Directions for this task.
Where the word "framework" occurs in a line of the listing below, copy that line.

Source material.
----------

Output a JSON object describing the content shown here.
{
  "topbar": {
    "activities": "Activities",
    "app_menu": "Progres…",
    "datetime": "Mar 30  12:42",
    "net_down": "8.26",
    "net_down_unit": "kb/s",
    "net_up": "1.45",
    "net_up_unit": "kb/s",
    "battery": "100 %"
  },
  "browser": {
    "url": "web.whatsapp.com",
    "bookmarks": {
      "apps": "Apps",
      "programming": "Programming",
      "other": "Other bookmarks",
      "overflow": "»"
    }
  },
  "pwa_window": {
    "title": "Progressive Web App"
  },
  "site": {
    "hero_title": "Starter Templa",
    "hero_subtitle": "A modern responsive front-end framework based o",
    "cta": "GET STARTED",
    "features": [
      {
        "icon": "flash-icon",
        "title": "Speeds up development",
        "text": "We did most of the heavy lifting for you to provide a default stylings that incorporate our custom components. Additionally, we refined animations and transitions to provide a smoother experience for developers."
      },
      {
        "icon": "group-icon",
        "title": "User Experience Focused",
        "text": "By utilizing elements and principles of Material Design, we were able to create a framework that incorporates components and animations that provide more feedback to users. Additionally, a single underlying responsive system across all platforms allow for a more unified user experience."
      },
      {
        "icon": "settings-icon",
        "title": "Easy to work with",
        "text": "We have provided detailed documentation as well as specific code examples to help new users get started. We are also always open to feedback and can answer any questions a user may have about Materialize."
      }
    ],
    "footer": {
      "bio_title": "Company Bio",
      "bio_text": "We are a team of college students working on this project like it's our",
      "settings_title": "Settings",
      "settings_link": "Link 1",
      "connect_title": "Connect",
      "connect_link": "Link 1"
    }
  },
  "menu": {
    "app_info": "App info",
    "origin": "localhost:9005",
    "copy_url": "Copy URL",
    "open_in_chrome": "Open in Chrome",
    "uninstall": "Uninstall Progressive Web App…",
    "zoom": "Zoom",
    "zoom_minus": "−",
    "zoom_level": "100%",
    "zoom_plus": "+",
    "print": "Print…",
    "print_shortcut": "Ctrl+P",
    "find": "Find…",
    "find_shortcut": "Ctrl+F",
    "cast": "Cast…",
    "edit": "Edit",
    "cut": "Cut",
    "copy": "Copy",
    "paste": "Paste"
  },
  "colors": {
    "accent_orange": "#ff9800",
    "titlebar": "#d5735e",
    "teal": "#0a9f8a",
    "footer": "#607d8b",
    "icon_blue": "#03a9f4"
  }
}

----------

Reply.
    "hero_subtitle": "A modern responsive front-end framework based o",
        "text": "By utilizing elements and principles of Material Design, we were able to create a framework that incorporates components and animations that provide more feedback to users. Additionally, a single underlying responsive system across all platforms allow for a more unified user experience."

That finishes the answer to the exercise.